S&P Global Ratings said it upgraded Tesla Inc.'s issuer credit rating and issue-level ratings on its unsecured debt to "B+" from "B-," with a stable outlook.
Tesla's improving profitability and competitive position prompted the rating, while the stable outlook reflects Ratings' expectation that the electric-car maker can maintain its financial performance and market position.
In a July 29 release, the rating agency said it expects Tesla's debt-to-EBITDA ratio to be in the range of 3.5x to 4x in 2020 and move below 3.5x in 2021.
Ratings also expects Tesla's production capacity for its Model 3 and Model Y at its Fremont, Calif., plant to increase from 400,000 vehicles to 500,000 vehicles in 2020.
California-based Tesla posted its fourth consecutive quarterly profit July 22 after its sales outperformed the wider industry.
U.S. light-vehicle sales dropped 35% year over year in the second quarter, while Tesla's sales only fell 5%, the rating agency said. Tesla's Shanghai Gigafactory will likely be able to lower its per-unit costs and offset tariff exposure on China-sourced components.
Tesla's expansion plans for a Gigafactory in Berlin and Texas will also ramp up its manufacturing capacity, Ratings said.
Ratings could upgrade Tesla's ratings if it continues to ramp up its production capacity and maintains its operational improvements. The electric-car maker could also be upgraded if its gross margins increase and if it maintains a debt-to-EBITDA ratio of below 3.0x on a sustained basis.
However, Tesla could be downgraded if it is unable to expand its manufacturing footprint or if demand for electric vehicles dwindles.
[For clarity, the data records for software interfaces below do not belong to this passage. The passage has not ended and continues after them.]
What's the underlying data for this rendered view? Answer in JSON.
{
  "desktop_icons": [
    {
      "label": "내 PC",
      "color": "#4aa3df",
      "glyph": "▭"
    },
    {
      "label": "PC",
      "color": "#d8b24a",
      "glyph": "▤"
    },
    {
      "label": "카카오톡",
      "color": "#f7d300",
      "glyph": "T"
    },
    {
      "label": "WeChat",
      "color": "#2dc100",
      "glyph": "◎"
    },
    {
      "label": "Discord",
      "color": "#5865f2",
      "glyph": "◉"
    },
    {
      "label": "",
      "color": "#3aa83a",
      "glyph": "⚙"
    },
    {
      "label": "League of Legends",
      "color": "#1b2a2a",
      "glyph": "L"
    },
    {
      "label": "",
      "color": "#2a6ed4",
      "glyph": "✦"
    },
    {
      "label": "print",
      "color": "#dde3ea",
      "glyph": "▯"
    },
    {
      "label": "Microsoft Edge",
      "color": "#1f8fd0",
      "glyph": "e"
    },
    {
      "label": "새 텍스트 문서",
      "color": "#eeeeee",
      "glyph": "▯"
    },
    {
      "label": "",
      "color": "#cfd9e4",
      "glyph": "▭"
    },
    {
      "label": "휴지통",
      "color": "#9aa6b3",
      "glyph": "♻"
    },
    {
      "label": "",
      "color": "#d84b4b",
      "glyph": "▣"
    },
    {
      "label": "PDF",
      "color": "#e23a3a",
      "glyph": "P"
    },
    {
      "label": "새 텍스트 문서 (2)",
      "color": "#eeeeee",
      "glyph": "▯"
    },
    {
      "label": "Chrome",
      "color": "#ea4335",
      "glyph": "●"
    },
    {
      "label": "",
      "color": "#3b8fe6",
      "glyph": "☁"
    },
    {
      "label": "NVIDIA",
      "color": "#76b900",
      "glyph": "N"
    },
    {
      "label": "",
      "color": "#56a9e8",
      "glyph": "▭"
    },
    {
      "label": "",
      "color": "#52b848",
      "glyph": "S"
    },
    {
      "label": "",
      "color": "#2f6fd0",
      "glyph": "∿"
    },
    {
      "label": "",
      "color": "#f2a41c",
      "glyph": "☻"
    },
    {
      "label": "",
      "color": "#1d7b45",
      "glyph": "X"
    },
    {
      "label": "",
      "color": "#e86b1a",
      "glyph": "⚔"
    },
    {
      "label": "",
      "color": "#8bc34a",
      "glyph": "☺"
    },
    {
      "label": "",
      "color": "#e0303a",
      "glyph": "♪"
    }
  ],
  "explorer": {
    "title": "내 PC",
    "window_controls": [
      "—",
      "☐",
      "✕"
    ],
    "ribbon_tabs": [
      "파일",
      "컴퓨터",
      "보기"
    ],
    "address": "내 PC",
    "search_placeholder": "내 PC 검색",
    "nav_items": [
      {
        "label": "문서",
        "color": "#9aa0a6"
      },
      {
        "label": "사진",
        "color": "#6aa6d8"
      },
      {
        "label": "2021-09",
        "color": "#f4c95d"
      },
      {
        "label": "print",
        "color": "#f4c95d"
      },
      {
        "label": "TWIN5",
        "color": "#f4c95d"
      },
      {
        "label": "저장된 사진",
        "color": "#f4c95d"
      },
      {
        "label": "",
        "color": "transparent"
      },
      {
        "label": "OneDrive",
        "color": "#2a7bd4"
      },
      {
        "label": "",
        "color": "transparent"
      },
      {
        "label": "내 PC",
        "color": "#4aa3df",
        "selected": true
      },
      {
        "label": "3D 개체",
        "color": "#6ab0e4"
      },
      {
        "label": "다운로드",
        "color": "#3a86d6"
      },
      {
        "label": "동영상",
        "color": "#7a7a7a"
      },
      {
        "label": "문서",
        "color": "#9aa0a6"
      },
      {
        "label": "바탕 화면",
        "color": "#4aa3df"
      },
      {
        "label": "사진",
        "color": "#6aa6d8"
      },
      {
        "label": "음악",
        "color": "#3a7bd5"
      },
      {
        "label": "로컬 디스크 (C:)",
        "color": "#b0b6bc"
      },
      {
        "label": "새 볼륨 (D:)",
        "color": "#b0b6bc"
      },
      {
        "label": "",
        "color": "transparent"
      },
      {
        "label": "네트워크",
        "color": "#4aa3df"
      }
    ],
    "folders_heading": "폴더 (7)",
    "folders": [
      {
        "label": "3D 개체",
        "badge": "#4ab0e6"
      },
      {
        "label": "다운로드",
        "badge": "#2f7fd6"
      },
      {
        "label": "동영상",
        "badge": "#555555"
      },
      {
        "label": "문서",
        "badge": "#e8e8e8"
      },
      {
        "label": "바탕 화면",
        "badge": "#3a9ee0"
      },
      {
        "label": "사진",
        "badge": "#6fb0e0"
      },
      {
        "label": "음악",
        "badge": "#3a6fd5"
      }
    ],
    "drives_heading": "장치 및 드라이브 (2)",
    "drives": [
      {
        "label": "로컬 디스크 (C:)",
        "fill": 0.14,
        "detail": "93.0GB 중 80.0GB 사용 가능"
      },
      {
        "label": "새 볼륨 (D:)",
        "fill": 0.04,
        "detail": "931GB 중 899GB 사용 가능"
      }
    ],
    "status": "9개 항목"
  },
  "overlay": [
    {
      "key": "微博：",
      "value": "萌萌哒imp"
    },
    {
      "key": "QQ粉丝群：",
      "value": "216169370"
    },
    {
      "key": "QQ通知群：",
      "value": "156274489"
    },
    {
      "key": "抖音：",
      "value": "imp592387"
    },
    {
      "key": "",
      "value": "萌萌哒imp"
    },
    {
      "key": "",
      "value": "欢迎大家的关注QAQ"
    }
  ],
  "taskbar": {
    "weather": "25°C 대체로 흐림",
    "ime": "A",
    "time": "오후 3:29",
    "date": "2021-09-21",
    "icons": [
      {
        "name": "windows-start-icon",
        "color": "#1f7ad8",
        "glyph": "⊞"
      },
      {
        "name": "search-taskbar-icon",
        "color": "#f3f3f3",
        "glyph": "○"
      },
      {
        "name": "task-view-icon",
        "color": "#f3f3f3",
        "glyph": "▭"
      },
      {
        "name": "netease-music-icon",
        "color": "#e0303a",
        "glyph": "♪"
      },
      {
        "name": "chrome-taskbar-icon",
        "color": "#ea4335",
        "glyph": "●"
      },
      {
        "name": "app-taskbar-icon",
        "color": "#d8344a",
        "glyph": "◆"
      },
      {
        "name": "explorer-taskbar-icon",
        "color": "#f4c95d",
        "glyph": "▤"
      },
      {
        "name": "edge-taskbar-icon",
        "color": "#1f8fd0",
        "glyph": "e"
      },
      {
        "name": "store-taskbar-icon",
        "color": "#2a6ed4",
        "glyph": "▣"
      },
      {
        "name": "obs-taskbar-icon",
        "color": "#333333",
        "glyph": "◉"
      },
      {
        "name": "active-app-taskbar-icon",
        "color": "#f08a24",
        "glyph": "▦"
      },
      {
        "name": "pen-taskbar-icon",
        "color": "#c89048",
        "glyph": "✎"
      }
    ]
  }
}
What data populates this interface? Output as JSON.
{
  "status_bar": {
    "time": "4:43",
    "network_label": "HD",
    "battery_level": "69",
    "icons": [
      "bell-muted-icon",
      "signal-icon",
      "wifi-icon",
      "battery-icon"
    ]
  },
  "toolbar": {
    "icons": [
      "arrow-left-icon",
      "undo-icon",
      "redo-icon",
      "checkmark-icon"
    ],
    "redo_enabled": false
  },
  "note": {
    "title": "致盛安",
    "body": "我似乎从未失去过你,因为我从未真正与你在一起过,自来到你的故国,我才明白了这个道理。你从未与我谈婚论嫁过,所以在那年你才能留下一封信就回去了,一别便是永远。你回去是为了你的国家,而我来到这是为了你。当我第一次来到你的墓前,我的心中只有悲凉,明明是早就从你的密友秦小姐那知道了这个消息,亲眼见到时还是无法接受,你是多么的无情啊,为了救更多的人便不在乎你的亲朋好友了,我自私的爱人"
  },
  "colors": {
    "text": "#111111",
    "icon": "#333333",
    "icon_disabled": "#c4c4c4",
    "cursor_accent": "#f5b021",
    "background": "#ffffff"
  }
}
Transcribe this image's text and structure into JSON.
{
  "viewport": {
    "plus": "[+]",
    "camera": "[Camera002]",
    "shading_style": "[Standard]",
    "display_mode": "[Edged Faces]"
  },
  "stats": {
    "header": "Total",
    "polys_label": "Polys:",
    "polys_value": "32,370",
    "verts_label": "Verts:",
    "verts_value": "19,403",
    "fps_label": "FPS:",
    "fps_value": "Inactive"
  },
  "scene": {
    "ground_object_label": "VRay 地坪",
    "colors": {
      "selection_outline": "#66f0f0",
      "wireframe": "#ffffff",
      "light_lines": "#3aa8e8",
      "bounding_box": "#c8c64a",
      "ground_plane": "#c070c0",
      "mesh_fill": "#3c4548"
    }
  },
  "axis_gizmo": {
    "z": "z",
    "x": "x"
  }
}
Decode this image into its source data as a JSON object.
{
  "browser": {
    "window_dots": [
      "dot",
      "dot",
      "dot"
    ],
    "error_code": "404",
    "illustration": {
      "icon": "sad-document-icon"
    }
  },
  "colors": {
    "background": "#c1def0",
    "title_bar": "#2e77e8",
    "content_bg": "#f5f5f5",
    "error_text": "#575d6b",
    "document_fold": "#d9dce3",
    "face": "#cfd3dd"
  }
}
The carmaker could also be downgraded if its debt-to-EBITDA ratio rises above 4.5x on a sustained basis.
On July 23, Moody's also upgraded Tesla, citing the company's strong, sustainable position in the auto industry.